Frenchman Pierre Lallement invented the basic concept of the bicycle in 1865, but had been frustrated by his attempts to market it in America. He sold his rights to Calvin Witty for $10, the price of a steamboat ticket back to France. Witty set his royalty claims so high that it was impossible for anyone to manufacture a velocipede at a profit. Eventually Colonel Albert Pope bought this patent, and this gave him the right to charge $10 tax on every bicycle manufactured. But his competitors constantly challenged his right to charge it. Bicycle manufacturers spent fortunes with the legal profession protecting their own companies and challenging others.
For example, as soon as Gormully & Jeffery introduced the Rambler, a sheriff sent by Colonel Pope swooped down with a lawsuit, alleging they had infringed on Pope’s patent for the crank and the pedal.
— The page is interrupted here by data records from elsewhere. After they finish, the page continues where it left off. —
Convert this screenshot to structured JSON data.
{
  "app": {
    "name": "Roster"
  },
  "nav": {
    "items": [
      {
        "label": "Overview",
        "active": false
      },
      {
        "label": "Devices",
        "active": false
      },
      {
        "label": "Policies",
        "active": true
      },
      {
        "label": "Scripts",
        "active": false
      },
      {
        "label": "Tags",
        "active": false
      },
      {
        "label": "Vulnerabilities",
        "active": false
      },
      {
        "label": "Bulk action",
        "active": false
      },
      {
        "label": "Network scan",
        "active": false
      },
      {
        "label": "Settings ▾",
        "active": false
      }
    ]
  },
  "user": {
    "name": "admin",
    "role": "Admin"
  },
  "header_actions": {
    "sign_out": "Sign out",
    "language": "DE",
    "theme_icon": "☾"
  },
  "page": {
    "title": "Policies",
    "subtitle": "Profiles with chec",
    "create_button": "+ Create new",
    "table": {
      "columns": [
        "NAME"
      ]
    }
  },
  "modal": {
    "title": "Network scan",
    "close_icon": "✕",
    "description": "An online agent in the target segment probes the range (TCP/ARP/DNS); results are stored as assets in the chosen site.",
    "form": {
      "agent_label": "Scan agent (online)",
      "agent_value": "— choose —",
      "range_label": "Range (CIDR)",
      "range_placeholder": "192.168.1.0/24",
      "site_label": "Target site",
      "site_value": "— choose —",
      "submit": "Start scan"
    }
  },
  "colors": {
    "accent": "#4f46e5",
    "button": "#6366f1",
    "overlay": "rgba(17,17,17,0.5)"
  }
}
After several years of pitched battle, however, Gormully & Jeffery prevailed. (Colonel Albert Pope and His American Dream Machines, page 87). One thing that puzzled me about this Rambler is that the final patent date on the head badge states March 1892. Yet, although a bicycle with the same chainwheel is featured in the 1893 catalogue, it is not offered for sale. I wonder if this is due to the dispute mentioned above?
1894 Men’s Rambler Model 16
This bicycle is in absolutely superb condition. Most of it was restored ten years ago in America, before being brought over to England by its previous owner Mark, who finished off its restoration. I first saw it while it was in Doug Pinkerton’s workshop last year. (Doug fitted a new top to the Christy saddle and attended to a few other minor jobs). Everybody who has seen this bicycle is astounded by its fabulous condition. And everyone who has seen it wants to own it!
The nickel plating is a prominent feature, particularly the fork crowns, below.
After collecting this Men’s Rambler I stopped off at a tributary of the River Thames for a ride along the towpath. In the countryside, green lanes may still conjure up surroundings from a century ago, but it’s not so easy to find city locations untouched by modernity. In a built-up area, towpaths are one of the few options for sinking into the saddle of your century-old roadster to soak up unspoilt scenery as you pedal. This Rambler rides very well. As with other bikes of this age, it’s fixed wheel.
RIVER THAMES TOWPATH & HOUSEBOATS
‘Many people not only frequent the river in their spare time, but even live on it in houseboats…’ says the legend on this painting of exotic weekend floating retreats at Tagg’s Island from the turn of the century. Below is the towpath.
Images with thanks to – http://www.moleseyhistory.co.uk/pictures/themes/thames.htm
You can see a catalogue illustration of this Rambler’s chainwheel a few photos down the page.
This 1893 Gormully & Jeffery sales catalogue features the old-style large and heavy framed safety bicycles. However, at the beginning of the catalogue – though not for sale – is an illustration of the Rambler Racer, above. They were still working on this design in 1892 when the 1893 catalogue was designed. This illustration is very similar to the bicycle featured here. Though it was not ready for the 1893 catalogue, it became the basis of the following year’s model.
The Rambler was one of the most popular American bicycles of the day. It was very well-made, and of course it was backed by one of the top American bicycle manufacturers.
Below, you can see the patent dates: the latest one is March, 1892.
PLYMOUTH WOODEN BICYCLE RIMS
As you can see, the patent date on these wheel rims is October 1893.
These wheels are really beautiful: they are new-old-stock so have been hardly used.
The wheels and tyres match very well, and compliment the black enamel paint and nickelled items on the bicycle.
The wheels are fitted with Bull Cord 28 x 1 1/2 pneumatic tyres.
Here you can see the nickel handlebars in greater detail. There’s something about nickel which affects us enthusiasts in a strange way. Chrome (which was not used on bicycles until 1928) is very over-stated; nickel, however, is understated and, therefore, much more attractive.
CHRISTY No 9 ANATOMICAL SADDLE
The Christy saddle is a very interesting seat in historical terms. It was actually designed by 19th century ‘scientists’ because of the fear in the conservative Victorian era that women might be enjoying clitoral stimulation from bicycle saddles!
1894 MEN’S RAMBLER & 1895 LADIES RAMBLER
AGREEABLE RECREATION is that which least resembles work, diverts the mind, and smooths off rough edges of life’s cares.
Bicycle riding is a boon to busy brain workers, in school or office – especially to ailing women.
Here are the two Ramblers pictured at Falmer pond.
They make an interesting contrast: female and male models; restored and unrestored.